Idaho officials are in preliminary discussions with the U.S. Forest Service on possibly buying federal public lands.
State Forester David Groeschl of the Idaho Department of Lands told Idaho Gov. C.L. "Butch" Otter and other members of the Idaho Land Board on Tuesday that the state is eyeing timberland that the federal agency has previously proposed for possible sale or exchange.
Groeschl said the state is also identifying potential Forest Service lands not previously considered for sale.
"It is a longshot," Groeschl said after the meeting, noting the Forest Service would have to go through its planning process and could even require U.S. lawmakers to take action.
"We want to keep our options open, whether it's private, state or even potentially federal lands," Groeschl said.
The U.S. Forest Service didn't immediately respond to phone messages from The Associated Press.
Idaho received 3.65 million acres of endowment land at statehood in 1890 that generates money, mainly for public schools. The state has about 2.44 million acres left, and the Land Board has a constitutional responsibility to manage that land to maximize financial returns over the long term.
In recent years, the Land Board has been selling residential cottage sites and commercial real estate holdings. The cottage sites proved problematic in the Land Board's constitutional requirement to maximize profits, and the commercial real estate caused fierce criticism of some Land Board members amid concerns the state was unfairly competing with private businesses.
In May, the board adopted a new strategic reinvestment plan calling for using money from the sale of commercial real estate and residential cottage sites to buy resource-producing lands, meaning timberland and farmland. So far, the board has been more interested in timberland.
"I think we're probably better, in my experience, at operating timberland than we are farms," Otter said after the meeting.
Currently, the Land Board has about $73 million available to buy land, and is expected once all the sales of cottage sites and commercial real estate are finished to have about $160 million.

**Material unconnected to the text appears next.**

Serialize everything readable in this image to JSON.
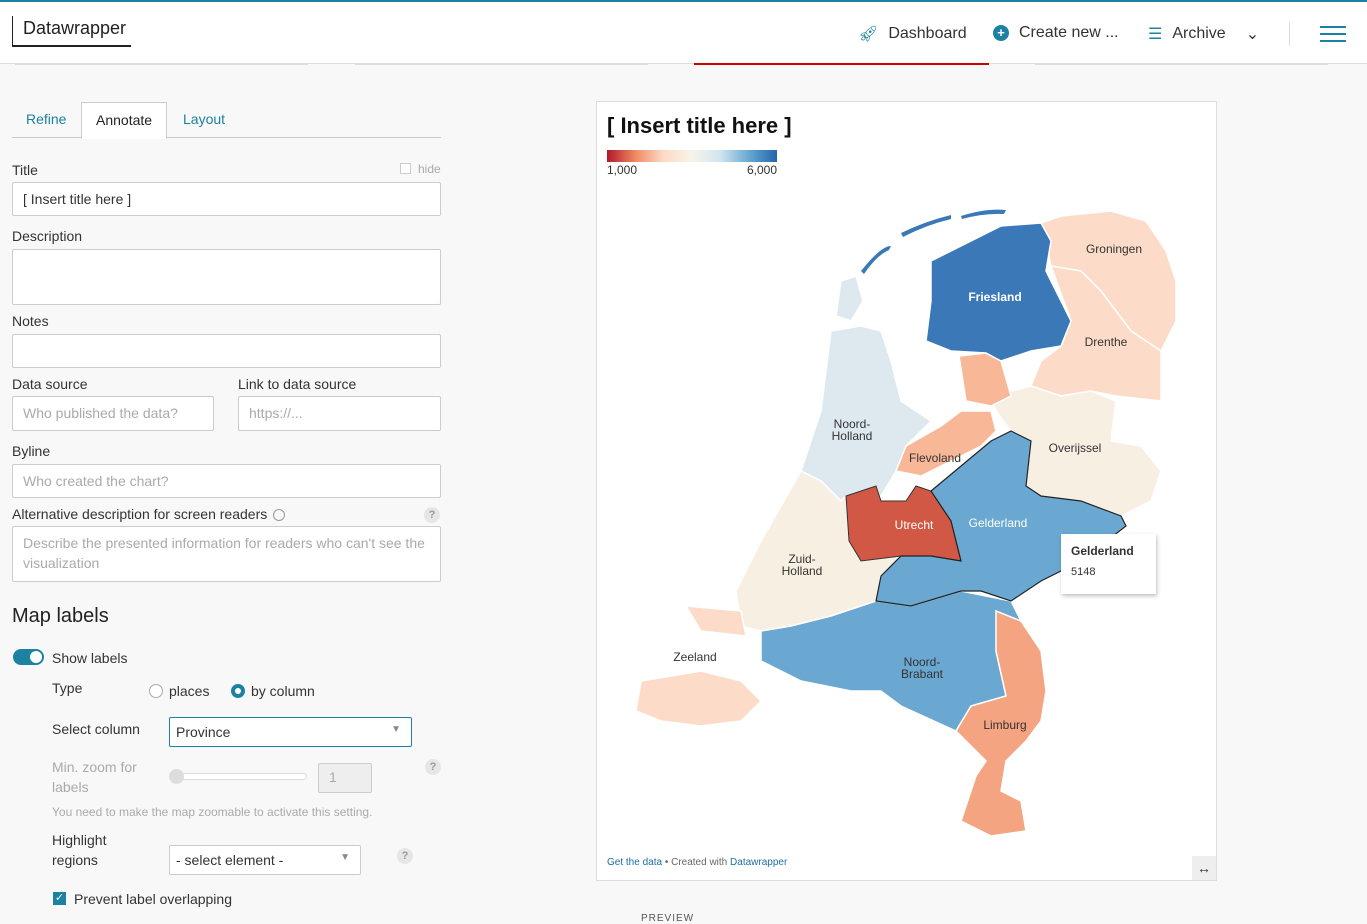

The Land Board also discussed a potential obstacle to buying private timberland and farmland in a bill in the state Senate that would require state agencies get permission from county commissioners to purchase land. That means county commissioners could prevent the Idaho Department of Lands from buying land as directed by the Land Board.
"I'm concerned about that," Otter said. "This has never come up before where the counties or the cities would exercise a veto power over the acquisition of any agency of the state."
County commissions have generally expressed concern that losing private land to public entities means taking land off tax rolls.
During the meeting, Otter asked Idaho Attorney General Lawrence Wasden, also a board member, "How can we override the Constitution with a statute?"
"We can't" Wasden said.
The bill is currently awaiting a hearing in the Senate Resources and Environment Committee.
It also isn't clear that enough private timberland will become available on which to spend the $160 million, which Groeschl said could buy about 100,000 acres.
The Land Board has five years from when money is deposited into the land bank to spend it. Unspent money would transfer to the permanent fund where it would be managed by the Idaho Endowment Fund Investment Board.